- Opening Delimiter -

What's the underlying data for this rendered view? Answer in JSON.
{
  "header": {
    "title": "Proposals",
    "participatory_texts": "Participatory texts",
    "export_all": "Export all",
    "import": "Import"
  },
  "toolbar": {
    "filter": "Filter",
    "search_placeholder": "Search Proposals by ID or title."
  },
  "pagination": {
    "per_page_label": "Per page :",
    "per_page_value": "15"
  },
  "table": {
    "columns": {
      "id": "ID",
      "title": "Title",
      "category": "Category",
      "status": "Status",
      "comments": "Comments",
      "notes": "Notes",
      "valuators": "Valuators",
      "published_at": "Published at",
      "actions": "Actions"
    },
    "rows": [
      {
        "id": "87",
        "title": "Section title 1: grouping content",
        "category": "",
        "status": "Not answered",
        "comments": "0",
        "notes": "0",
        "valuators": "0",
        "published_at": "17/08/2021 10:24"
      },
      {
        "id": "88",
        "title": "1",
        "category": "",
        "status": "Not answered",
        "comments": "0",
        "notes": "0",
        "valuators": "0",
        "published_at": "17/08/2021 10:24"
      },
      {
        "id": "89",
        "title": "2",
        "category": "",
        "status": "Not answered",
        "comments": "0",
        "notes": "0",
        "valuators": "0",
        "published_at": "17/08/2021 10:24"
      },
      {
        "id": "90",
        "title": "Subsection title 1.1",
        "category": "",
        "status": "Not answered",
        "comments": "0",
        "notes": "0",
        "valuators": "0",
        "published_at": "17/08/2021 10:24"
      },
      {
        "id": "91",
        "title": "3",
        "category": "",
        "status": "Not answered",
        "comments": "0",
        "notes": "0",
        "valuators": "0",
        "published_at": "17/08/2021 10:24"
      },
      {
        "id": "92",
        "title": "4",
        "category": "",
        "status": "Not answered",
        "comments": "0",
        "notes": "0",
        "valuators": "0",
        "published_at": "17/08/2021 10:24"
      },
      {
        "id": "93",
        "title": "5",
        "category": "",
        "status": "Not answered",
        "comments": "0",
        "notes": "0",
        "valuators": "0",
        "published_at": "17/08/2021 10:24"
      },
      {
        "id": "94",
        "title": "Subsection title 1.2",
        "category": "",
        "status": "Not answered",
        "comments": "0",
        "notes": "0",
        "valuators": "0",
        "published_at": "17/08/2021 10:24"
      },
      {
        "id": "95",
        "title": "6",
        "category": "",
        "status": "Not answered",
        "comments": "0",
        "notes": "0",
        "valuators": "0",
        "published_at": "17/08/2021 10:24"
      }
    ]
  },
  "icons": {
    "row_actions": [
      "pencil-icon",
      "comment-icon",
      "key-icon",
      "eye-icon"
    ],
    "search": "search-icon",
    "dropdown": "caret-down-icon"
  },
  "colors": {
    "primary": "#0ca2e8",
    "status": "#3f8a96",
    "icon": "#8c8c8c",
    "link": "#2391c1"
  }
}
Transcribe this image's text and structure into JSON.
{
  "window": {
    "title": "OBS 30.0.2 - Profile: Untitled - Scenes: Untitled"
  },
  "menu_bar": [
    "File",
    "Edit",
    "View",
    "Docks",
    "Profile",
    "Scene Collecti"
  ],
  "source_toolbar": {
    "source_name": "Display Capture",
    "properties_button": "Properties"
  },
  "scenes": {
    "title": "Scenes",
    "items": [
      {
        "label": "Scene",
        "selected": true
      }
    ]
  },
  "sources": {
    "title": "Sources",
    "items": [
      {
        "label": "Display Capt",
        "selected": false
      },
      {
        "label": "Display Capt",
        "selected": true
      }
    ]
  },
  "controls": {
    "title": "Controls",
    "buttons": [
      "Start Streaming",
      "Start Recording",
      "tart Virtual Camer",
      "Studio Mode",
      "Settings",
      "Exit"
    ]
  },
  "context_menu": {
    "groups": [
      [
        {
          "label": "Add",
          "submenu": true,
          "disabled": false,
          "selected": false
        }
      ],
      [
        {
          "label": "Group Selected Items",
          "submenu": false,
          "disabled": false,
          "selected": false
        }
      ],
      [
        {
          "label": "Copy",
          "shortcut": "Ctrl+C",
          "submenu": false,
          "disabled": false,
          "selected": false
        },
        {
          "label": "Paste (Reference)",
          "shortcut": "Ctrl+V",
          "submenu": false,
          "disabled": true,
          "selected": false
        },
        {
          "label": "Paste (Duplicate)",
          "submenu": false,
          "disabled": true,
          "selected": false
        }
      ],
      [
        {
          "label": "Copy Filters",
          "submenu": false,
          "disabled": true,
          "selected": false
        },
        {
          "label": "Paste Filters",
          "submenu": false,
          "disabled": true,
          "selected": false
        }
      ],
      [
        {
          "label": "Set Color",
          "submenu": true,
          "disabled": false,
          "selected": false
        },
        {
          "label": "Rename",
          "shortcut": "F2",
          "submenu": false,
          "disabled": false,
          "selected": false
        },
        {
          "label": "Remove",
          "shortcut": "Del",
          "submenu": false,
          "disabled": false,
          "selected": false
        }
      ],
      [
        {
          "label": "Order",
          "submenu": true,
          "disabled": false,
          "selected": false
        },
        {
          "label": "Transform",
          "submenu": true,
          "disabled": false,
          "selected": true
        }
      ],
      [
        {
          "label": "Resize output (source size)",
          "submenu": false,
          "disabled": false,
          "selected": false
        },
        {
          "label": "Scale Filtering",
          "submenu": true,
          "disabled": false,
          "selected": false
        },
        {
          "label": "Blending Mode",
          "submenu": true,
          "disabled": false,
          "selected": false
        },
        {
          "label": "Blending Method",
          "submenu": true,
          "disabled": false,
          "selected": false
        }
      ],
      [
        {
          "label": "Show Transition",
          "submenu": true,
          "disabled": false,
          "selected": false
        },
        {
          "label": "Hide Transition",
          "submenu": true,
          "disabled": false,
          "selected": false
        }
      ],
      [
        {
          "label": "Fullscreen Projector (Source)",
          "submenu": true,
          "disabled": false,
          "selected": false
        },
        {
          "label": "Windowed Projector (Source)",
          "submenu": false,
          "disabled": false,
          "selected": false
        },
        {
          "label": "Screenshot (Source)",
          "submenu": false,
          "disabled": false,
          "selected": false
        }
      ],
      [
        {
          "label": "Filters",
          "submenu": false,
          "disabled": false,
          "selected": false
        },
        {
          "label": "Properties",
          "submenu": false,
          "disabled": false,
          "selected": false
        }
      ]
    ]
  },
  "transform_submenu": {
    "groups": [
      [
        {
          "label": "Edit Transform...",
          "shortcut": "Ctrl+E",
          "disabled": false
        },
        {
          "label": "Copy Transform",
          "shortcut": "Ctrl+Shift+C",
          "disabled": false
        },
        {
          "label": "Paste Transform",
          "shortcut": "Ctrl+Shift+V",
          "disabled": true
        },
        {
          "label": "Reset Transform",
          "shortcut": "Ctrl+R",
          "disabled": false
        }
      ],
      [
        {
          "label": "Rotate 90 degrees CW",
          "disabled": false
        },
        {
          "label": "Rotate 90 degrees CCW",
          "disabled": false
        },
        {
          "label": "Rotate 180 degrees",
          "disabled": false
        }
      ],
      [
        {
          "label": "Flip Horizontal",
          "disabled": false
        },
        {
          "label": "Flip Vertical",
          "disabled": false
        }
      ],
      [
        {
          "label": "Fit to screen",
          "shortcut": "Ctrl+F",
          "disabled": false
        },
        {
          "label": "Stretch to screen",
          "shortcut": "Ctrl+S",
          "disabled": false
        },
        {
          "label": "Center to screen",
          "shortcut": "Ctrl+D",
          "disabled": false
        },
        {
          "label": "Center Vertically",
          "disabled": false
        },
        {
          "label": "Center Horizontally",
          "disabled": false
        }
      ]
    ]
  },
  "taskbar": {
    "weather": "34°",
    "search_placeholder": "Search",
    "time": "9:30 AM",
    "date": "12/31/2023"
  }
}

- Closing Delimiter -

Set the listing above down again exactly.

What's the underlying data for this rendered view? Answer in JSON.
{
  "header": {
    "title": "Proposals",
    "participatory_texts": "Participatory texts",
    "export_all": "Export all",
    "import": "Import"
  },
  "toolbar": {
    "filter": "Filter",
    "search_placeholder": "Search Proposals by ID or title."
  },
  "pagination": {
    "per_page_label": "Per page :",
    "per_page_value": "15"
  },
  "table": {
    "columns": {
      "id": "ID",
      "title": "Title",
      "category": "Category",
      "status": "Status",
      "comments": "Comments",
      "notes": "Notes",
      "valuators": "Valuators",
      "published_at": "Published at",
      "actions": "Actions"
    },
    "rows": [
      {
        "id": "87",
        "title": "Section title 1: grouping content",
        "category": "",
        "status": "Not answered",
        "comments": "0",
        "notes": "0",
        "valuators": "0",
        "published_at": "17/08/2021 10:24"
      },
      {
        "id": "88",
        "title": "1",
        "category": "",
        "status": "Not answered",
        "comments": "0",
        "notes": "0",
        "valuators": "0",
        "published_at": "17/08/2021 10:24"
      },
      {
        "id": "89",
        "title": "2",
        "category": "",
        "status": "Not answered",
        "comments": "0",
        "notes": "0",
        "valuators": "0",
        "published_at": "17/08/2021 10:24"
      },
      {
        "id": "90",
        "title": "Subsection title 1.1",
        "category": "",
        "status": "Not answered",
        "comments": "0",
        "notes": "0",
        "valuators": "0",
        "published_at": "17/08/2021 10:24"
      },
      {
        "id": "91",
        "title": "3",
        "category": "",
        "status": "Not answered",
        "comments": "0",
        "notes": "0",
        "valuators": "0",
        "published_at": "17/08/2021 10:24"
      },
      {
        "id": "92",
        "title": "4",
        "category": "",
        "status": "Not answered",
        "comments": "0",
        "notes": "0",
        "valuators": "0",
        "published_at": "17/08/2021 10:24"
      },
      {
        "id": "93",
        "title": "5",
        "category": "",
        "status": "Not answered",
        "comments": "0",
        "notes": "0",
        "valuators": "0",
        "published_at": "17/08/2021 10:24"
      },
      {
        "id": "94",
        "title": "Subsection title 1.2",
        "category": "",
        "status": "Not answered",
        "comments": "0",
        "notes": "0",
        "valuators": "0",
        "published_at": "17/08/2021 10:24"
      },
      {
        "id": "95",
        "title": "6",
        "category": "",
        "status": "Not answered",
        "comments": "0",
        "notes": "0",
        "valuators": "0",
        "published_at": "17/08/2021 10:24"
      }
    ]
  },
  "icons": {
    "row_actions": [
      "pencil-icon",
      "comment-icon",
      "key-icon",
      "eye-icon"
    ],
    "search": "search-icon",
    "dropdown": "caret-down-icon"
  },
  "colors": {
    "primary": "#0ca2e8",
    "status": "#3f8a96",
    "icon": "#8c8c8c",
    "link": "#2391c1"
  }
}
Transcribe this image's text and structure into JSON.
{
  "window": {
    "title": "OBS 30.0.2 - Profile: Untitled - Scenes: Untitled"
  },
  "menu_bar": [
    "File",
    "Edit",
    "View",
    "Docks",
    "Profile",
    "Scene Collecti"
  ],
  "source_toolbar": {
    "source_name": "Display Capture",
    "properties_button": "Properties"
  },
  "scenes": {
    "title": "Scenes",
    "items": [
      {
        "label": "Scene",
        "selected": true
      }
    ]
  },
  "sources": {
    "title": "Sources",
    "items": [
      {
        "label": "Display Capt",
        "selected": false
      },
      {
        "label": "Display Capt",
        "selected": true
      }
    ]
  },
  "controls": {
    "title": "Controls",
    "buttons": [
      "Start Streaming",
      "Start Recording",
      "tart Virtual Camer",
      "Studio Mode",
      "Settings",
      "Exit"
    ]
  },
  "context_menu": {
    "groups": [
      [
        {
          "label": "Add",
          "submenu": true,
          "disabled": false,
          "selected": false
        }
      ],
      [
        {
          "label": "Group Selected Items",
          "submenu": false,
          "disabled": false,
          "selected": false
        }
      ],
      [
        {
          "label": "Copy",
          "shortcut": "Ctrl+C",
          "submenu": false,
          "disabled": false,
          "selected": false
        },
        {
          "label": "Paste (Reference)",
          "shortcut": "Ctrl+V",
          "submenu": false,
          "disabled": true,
          "selected": false
        },
        {
          "label": "Paste (Duplicate)",
          "submenu": false,
          "disabled": true,
          "selected": false
        }
      ],
      [
        {
          "label": "Copy Filters",
          "submenu": false,
          "disabled": true,
          "selected": false
        },
        {
          "label": "Paste Filters",
          "submenu": false,
          "disabled": true,
          "selected": false
        }
      ],
      [
        {
          "label": "Set Color",
          "submenu": true,
          "disabled": false,
          "selected": false
        },
        {
          "label": "Rename",
          "shortcut": "F2",
          "submenu": false,
          "disabled": false,
          "selected": false
        },
        {
          "label": "Remove",
          "shortcut": "Del",
          "submenu": false,
          "disabled": false,
          "selected": false
        }
      ],
      [
        {
          "label": "Order",
          "submenu": true,
          "disabled": false,
          "selected": false
        },
        {
          "label": "Transform",
          "submenu": true,
          "disabled": false,
          "selected": true
        }
      ],
      [
        {
          "label": "Resize output (source size)",
          "submenu": false,
          "disabled": false,
          "selected": false
        },
        {
          "label": "Scale Filtering",
          "submenu": true,
          "disabled": false,
          "selected": false
        },
        {
          "label": "Blending Mode",
          "submenu": true,
          "disabled": false,
          "selected": false
        },
        {
          "label": "Blending Method",
          "submenu": true,
          "disabled": false,
          "selected": false
        }
      ],
      [
        {
          "label": "Show Transition",
          "submenu": true,
          "disabled": false,
          "selected": false
        },
        {
          "label": "Hide Transition",
          "submenu": true,
          "disabled": false,
          "selected": false
        }
      ],
      [
        {
          "label": "Fullscreen Projector (Source)",
          "submenu": true,
          "disabled": false,
          "selected": false
        },
        {
          "label": "Windowed Projector (Source)",
          "submenu": false,
          "disabled": false,
          "selected": false
        },
        {
          "label": "Screenshot (Source)",
          "submenu": false,
          "disabled": false,
          "selected": false
        }
      ],
      [
        {
          "label": "Filters",
          "submenu": false,
          "disabled": false,
          "selected": false
        },
        {
          "label": "Properties",
          "submenu": false,
          "disabled": false,
          "selected": false
        }
      ]
    ]
  },
  "transform_submenu": {
    "groups": [
      [
        {
          "label": "Edit Transform...",
          "shortcut": "Ctrl+E",
          "disabled": false
        },
        {
          "label": "Copy Transform",
          "shortcut": "Ctrl+Shift+C",
          "disabled": false
        },
        {
          "label": "Paste Transform",
          "shortcut": "Ctrl+Shift+V",
          "disabled": true
        },
        {
          "label": "Reset Transform",
          "shortcut": "Ctrl+R",
          "disabled": false
        }
      ],
      [
        {
          "label": "Rotate 90 degrees CW",
          "disabled": false
        },
        {
          "label": "Rotate 90 degrees CCW",
          "disabled": false
        },
        {
          "label": "Rotate 180 degrees",
          "disabled": false
        }
      ],
      [
        {
          "label": "Flip Horizontal",
          "disabled": false
        },
        {
          "label": "Flip Vertical",
          "disabled": false
        }
      ],
      [
        {
          "label": "Fit to screen",
          "shortcut": "Ctrl+F",
          "disabled": false
        },
        {
          "label": "Stretch to screen",
          "shortcut": "Ctrl+S",
          "disabled": false
        },
        {
          "label": "Center to screen",
          "shortcut": "Ctrl+D",
          "disabled": false
        },
        {
          "label": "Center Vertically",
          "disabled": false
        },
        {
          "label": "Center Horizontally",
          "disabled": false
        }
      ]
    ]
  },
  "taskbar": {
    "weather": "34°",
    "search_placeholder": "Search",
    "time": "9:30 AM",
    "date": "12/31/2023"
  }
}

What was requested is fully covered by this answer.